** AVAILABLE RECORDS follows **
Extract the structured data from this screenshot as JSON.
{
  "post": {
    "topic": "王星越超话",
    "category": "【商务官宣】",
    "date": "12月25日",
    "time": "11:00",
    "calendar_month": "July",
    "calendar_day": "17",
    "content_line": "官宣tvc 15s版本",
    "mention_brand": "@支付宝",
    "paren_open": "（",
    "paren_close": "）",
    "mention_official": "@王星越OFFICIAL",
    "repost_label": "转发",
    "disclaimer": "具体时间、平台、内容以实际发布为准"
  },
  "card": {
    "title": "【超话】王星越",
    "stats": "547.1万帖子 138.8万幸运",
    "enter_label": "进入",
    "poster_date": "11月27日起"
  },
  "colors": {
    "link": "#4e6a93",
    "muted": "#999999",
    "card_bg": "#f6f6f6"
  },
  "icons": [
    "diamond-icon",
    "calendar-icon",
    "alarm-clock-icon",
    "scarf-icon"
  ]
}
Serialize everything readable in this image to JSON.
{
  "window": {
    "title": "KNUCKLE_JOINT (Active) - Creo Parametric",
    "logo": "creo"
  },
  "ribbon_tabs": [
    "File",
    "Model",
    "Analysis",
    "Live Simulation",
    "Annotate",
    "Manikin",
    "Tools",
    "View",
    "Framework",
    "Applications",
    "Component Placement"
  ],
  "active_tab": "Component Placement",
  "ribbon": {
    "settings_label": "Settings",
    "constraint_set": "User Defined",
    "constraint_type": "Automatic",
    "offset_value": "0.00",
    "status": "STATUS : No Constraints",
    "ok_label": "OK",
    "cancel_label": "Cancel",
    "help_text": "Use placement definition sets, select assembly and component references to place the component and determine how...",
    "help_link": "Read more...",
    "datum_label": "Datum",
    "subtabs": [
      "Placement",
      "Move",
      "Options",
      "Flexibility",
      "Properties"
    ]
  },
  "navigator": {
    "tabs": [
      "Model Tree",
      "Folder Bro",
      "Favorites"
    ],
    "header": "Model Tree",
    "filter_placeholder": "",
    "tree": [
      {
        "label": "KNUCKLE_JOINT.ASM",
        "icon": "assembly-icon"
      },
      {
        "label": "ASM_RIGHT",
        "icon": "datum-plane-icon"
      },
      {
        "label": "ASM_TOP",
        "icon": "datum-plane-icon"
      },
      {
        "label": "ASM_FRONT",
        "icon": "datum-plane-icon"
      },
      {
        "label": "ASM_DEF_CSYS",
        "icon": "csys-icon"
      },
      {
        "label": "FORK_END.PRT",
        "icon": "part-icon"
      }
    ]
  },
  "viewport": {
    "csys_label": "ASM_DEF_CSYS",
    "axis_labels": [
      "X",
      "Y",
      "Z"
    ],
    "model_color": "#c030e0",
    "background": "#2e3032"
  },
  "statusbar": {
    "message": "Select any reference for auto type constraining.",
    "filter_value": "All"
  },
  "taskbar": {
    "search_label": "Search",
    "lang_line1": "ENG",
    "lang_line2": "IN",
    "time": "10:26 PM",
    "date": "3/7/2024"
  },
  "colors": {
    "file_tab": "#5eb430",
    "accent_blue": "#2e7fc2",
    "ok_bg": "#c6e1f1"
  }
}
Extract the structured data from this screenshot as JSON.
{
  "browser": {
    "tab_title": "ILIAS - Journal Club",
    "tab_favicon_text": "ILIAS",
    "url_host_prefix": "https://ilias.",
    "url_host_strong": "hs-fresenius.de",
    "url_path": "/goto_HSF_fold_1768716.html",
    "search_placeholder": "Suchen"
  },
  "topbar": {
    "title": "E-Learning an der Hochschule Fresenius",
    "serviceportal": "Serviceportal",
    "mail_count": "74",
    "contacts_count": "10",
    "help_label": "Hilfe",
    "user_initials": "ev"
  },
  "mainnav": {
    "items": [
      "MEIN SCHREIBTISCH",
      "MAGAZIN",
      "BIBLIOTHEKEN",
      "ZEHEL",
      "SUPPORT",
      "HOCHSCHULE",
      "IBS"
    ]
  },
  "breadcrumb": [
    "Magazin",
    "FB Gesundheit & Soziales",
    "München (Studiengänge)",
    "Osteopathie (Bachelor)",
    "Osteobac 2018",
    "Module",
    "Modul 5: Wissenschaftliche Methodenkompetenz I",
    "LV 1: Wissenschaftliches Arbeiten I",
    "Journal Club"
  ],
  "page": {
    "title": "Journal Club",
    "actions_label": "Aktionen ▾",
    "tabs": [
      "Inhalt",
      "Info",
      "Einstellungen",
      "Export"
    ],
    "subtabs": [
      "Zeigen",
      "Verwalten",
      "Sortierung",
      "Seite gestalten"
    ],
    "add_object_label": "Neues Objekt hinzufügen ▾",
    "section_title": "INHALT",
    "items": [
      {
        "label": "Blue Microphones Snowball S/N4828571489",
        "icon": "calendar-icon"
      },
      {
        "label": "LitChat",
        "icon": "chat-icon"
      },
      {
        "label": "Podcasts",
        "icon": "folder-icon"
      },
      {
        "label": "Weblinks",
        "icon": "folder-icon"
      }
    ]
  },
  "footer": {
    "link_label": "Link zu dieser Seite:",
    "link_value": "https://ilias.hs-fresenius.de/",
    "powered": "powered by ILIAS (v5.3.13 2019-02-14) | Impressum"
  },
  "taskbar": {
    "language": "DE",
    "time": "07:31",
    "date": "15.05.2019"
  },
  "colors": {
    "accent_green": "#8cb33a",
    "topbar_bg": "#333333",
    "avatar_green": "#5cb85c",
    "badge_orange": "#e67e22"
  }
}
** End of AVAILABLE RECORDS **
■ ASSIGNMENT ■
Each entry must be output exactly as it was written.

■ TASK ANSWER ■
Extract the structured data from this screenshot as JSON.
{
  "post": {
    "topic": "王星越超话",
    "category": "【商务官宣】",
    "date": "12月25日",
    "time": "11:00",
    "calendar_month": "July",
    "calendar_day": "17",
    "content_line": "官宣tvc 15s版本",
    "mention_brand": "@支付宝",
    "paren_open": "（",
    "paren_close": "）",
    "mention_official": "@王星越OFFICIAL",
    "repost_label": "转发",
    "disclaimer": "具体时间、平台、内容以实际发布为准"
  },
  "card": {
    "title": "【超话】王星越",
    "stats": "547.1万帖子 138.8万幸运",
    "enter_label": "进入",
    "poster_date": "11月27日起"
  },
  "colors": {
    "link": "#4e6a93",
    "muted": "#999999",
    "card_bg": "#f6f6f6"
  },
  "icons": [
    "diamond-icon",
    "calendar-icon",
    "alarm-clock-icon",
    "scarf-icon"
  ]
}
Serialize everything readable in this image to JSON.
{
  "window": {
    "title": "KNUCKLE_JOINT (Active) - Creo Parametric",
    "logo": "creo"
  },
  "ribbon_tabs": [
    "File",
    "Model",
    "Analysis",
    "Live Simulation",
    "Annotate",
    "Manikin",
    "Tools",
    "View",
    "Framework",
    "Applications",
    "Component Placement"
  ],
  "active_tab": "Component Placement",
  "ribbon": {
    "settings_label": "Settings",
    "constraint_set": "User Defined",
    "constraint_type": "Automatic",
    "offset_value": "0.00",
    "status": "STATUS : No Constraints",
    "ok_label": "OK",
    "cancel_label": "Cancel",
    "help_text": "Use placement definition sets, select assembly and component references to place the component and determine how...",
    "help_link": "Read more...",
    "datum_label": "Datum",
    "subtabs": [
      "Placement",
      "Move",
      "Options",
      "Flexibility",
      "Properties"
    ]
  },
  "navigator": {
    "tabs": [
      "Model Tree",
      "Folder Bro",
      "Favorites"
    ],
    "header": "Model Tree",
    "filter_placeholder": "",
    "tree": [
      {
        "label": "KNUCKLE_JOINT.ASM",
        "icon": "assembly-icon"
      },
      {
        "label": "ASM_RIGHT",
        "icon": "datum-plane-icon"
      },
      {
        "label": "ASM_TOP",
        "icon": "datum-plane-icon"
      },
      {
        "label": "ASM_FRONT",
        "icon": "datum-plane-icon"
      },
      {
        "label": "ASM_DEF_CSYS",
        "icon": "csys-icon"
      },
      {
        "label": "FORK_END.PRT",
        "icon": "part-icon"
      }
    ]
  },
  "viewport": {
    "csys_label": "ASM_DEF_CSYS",
    "axis_labels": [
      "X",
      "Y",
      "Z"
    ],
    "model_color": "#c030e0",
    "background": "#2e3032"
  },
  "statusbar": {
    "message": "Select any reference for auto type constraining.",
    "filter_value": "All"
  },
  "taskbar": {
    "search_label": "Search",
    "lang_line1": "ENG",
    "lang_line2": "IN",
    "time": "10:26 PM",
    "date": "3/7/2024"
  },
  "colors": {
    "file_tab": "#5eb430",
    "accent_blue": "#2e7fc2",
    "ok_bg": "#c6e1f1"
  }
}
Extract the structured data from this screenshot as JSON.
{
  "browser": {
    "tab_title": "ILIAS - Journal Club",
    "tab_favicon_text": "ILIAS",
    "url_host_prefix": "https://ilias.",
    "url_host_strong": "hs-fresenius.de",
    "url_path": "/goto_HSF_fold_1768716.html",
    "search_placeholder": "Suchen"
  },
  "topbar": {
    "title": "E-Learning an der Hochschule Fresenius",
    "serviceportal": "Serviceportal",
    "mail_count": "74",
    "contacts_count": "10",
    "help_label": "Hilfe",
    "user_initials": "ev"
  },
  "mainnav": {
    "items": [
      "MEIN SCHREIBTISCH",
      "MAGAZIN",
      "BIBLIOTHEKEN",
      "ZEHEL",
      "SUPPORT",
      "HOCHSCHULE",
      "IBS"
    ]
  },
  "breadcrumb": [
    "Magazin",
    "FB Gesundheit & Soziales",
    "München (Studiengänge)",
    "Osteopathie (Bachelor)",
    "Osteobac 2018",
    "Module",
    "Modul 5: Wissenschaftliche Methodenkompetenz I",
    "LV 1: Wissenschaftliches Arbeiten I",
    "Journal Club"
  ],
  "page": {
    "title": "Journal Club",
    "actions_label": "Aktionen ▾",
    "tabs": [
      "Inhalt",
      "Info",
      "Einstellungen",
      "Export"
    ],
    "subtabs": [
      "Zeigen",
      "Verwalten",
      "Sortierung",
      "Seite gestalten"
    ],
    "add_object_label": "Neues Objekt hinzufügen ▾",
    "section_title": "INHALT",
    "items": [
      {
        "label": "Blue Microphones Snowball S/N4828571489",
        "icon": "calendar-icon"
      },
      {
        "label": "LitChat",
        "icon": "chat-icon"
      },
      {
        "label": "Podcasts",
        "icon": "folder-icon"
      },
      {
        "label": "Weblinks",
        "icon": "folder-icon"
      }
    ]
  },
  "footer": {
    "link_label": "Link zu dieser Seite:",
    "link_value": "https://ilias.hs-fresenius.de/",
    "powered": "powered by ILIAS (v5.3.13 2019-02-14) | Impressum"
  },
  "taskbar": {
    "language": "DE",
    "time": "07:31",
    "date": "15.05.2019"
  },
  "colors": {
    "accent_green": "#8cb33a",
    "topbar_bg": "#333333",
    "avatar_green": "#5cb85c",
    "badge_orange": "#e67e22"
  }
}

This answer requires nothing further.